Web page and app entries
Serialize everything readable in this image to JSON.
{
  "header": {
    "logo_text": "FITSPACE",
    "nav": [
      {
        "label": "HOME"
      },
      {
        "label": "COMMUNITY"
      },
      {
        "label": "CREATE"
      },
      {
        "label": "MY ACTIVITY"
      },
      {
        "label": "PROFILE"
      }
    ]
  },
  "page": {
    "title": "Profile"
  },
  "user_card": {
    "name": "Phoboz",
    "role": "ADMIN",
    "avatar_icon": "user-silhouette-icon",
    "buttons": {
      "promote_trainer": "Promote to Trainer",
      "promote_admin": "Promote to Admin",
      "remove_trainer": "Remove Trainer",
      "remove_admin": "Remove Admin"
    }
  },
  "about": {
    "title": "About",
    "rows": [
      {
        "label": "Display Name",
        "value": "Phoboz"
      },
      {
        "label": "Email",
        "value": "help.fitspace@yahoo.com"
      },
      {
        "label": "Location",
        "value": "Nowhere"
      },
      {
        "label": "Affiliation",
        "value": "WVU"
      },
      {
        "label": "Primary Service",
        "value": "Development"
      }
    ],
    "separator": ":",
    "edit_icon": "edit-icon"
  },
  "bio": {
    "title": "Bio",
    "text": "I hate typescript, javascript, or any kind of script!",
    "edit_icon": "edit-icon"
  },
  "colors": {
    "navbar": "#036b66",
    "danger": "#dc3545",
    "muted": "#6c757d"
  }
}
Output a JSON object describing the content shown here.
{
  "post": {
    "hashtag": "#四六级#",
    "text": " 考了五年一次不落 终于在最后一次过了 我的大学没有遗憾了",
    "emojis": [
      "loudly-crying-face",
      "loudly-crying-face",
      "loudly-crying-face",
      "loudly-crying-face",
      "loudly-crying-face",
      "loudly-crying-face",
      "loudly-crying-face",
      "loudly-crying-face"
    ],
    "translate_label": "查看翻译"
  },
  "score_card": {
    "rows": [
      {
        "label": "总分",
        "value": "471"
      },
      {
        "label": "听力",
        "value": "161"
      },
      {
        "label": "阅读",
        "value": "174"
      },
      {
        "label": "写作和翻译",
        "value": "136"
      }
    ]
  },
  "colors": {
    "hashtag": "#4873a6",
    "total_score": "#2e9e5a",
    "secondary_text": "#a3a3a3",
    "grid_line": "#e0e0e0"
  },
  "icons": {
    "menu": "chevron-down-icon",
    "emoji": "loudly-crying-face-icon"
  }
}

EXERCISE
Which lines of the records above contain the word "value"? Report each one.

FINAL ANSWER
        "value": "Phoboz"
        "value": "help.fitspace@yahoo.com"
        "value": "Nowhere"
        "value": "WVU"
        "value": "Development"
        "value": "471"
        "value": "161"
        "value": "174"
        "value": "136"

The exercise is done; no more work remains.